As a result, the city still lacks a system that can stand up to that 1-in-100 storm, let alone one like Hurricane Katrina, which the corps calls a 1-in-396 storm. The work that could build the more robust system - originally estimated at $7 billion and now at least twice that - will not be completed until 2011 at the earliest, and experts agree that even that level of protection will be less than the city needs.
The corps is working on a two-year, $20 million study to find ways of providing even more protection, but it will not even be released until December.
Without a strong rampart of protection against storms, New Orleans will have a hard time persuading its far-flung residents and businesses to return and rebuild.
The corps has hardly been idle in the two years since the flooding. It quickly mobilized a force that grew to 3,300 workers in the New Orleans area, and its cranes and bulldozers belch exhaust at waterways all over town, installing walls of concrete, huge pumps and mounds of earthwork.
Ultimately, though, the corps was trying to patch a 350-mile system that was unfinished and vulnerable long before Hurricane Katrina, and the haphazard results are clear. It has repaired breaches on the east bank of a waterway called the Industrial Canal with 4,000 feet of well-armored floodwall to protect the devastated Lower 9th Ward, even though few people are living there and there is little evidence of the neighborhood's return.
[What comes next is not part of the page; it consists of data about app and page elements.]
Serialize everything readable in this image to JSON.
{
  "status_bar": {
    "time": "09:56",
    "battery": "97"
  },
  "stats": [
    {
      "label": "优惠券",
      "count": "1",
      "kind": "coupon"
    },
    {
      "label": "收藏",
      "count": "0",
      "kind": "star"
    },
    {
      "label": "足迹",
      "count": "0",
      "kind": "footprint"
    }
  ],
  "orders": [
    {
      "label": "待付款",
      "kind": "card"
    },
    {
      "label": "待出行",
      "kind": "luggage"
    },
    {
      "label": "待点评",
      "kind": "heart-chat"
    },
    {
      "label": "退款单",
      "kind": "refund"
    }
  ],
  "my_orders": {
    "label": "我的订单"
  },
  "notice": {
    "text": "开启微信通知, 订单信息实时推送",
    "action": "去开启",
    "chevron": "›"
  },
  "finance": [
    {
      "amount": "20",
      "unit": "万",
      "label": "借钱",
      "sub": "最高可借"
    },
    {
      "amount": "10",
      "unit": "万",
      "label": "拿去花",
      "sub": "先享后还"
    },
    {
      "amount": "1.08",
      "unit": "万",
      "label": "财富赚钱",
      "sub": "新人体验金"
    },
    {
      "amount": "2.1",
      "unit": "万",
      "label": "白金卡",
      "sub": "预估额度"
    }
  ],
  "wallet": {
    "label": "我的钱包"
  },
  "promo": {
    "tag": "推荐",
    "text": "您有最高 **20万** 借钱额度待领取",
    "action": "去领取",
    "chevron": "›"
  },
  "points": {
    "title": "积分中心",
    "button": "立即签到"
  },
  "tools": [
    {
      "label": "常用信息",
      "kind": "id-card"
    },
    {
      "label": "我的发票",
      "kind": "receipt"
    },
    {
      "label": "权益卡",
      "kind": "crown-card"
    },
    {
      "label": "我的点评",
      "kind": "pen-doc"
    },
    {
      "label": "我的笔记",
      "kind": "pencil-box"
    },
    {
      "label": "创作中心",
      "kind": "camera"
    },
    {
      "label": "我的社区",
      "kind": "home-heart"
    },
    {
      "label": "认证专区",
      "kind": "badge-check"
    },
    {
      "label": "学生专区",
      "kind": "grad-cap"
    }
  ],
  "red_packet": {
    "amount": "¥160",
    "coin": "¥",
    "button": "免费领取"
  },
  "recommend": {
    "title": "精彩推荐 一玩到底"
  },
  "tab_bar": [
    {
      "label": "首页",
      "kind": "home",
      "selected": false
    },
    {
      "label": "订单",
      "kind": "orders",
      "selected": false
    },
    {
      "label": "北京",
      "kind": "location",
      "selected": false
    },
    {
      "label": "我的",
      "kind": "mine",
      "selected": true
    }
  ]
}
Across the canal, however, the walls that stood up to the storm have not yet been raised, even though they protect an inhabited neighborhood. They remain at their pre-Katrina height, lower than the new wall and vulnerable to being overtopped. They have been strengthened against catastrophic failure if water flows over the top, but floodwaters would still flow into Gentilly.
Meanwhile, the Mississippi River Gulf Outlet, an old navigation channel that many scientists say destroyed wetlands and contributed to a funnel effect that increased the damage to the city, has yet to be sealed off. The corps has said that proposals from contractors for doing so are on their way, but that work, too, might not be complete before 2011.
Then there are the new pumps at the mouths of the city's main drainage canals, which will be turned on if the massive new floodgates have to be closed to keep out lake water in the face of a storm. Two reports said that the pumps, ordered in a rush of planning before the 2006 storm season, had been a troubled operation from the start, and that if a storm had hit in the first year after Katrina, severe flooding could have occurred.
Experts who have examined the situation since then say that things have improved, and the pumps are working as planned. But community activists say they suspect that the corps has not yet fully fixed the problems.
On a broader scale, the essential but daunting work of restoring the wetlands along the Gulf Coast, which can reduce the effect of storm surges, has yet to get under way in earnest.
Col. Jeffrey A. Bedey, commander of the corps' Hurricane Protection Office, acknowledged that the work has been piecemeal, because the scale of the project is enormous. The drive to provide protection against that 1-in-100 storm by 2011, Bedey said, is more thorough. He said maps that will predict the impact of that work, which could be published this month, "should show Upper Gentilly looking very good," and much of the rest of the city, too.
The analysis many people will have to make, he said, is "Am I really willing to take the risk between 2007 and 2011" that no big storm will overpower the work done so far?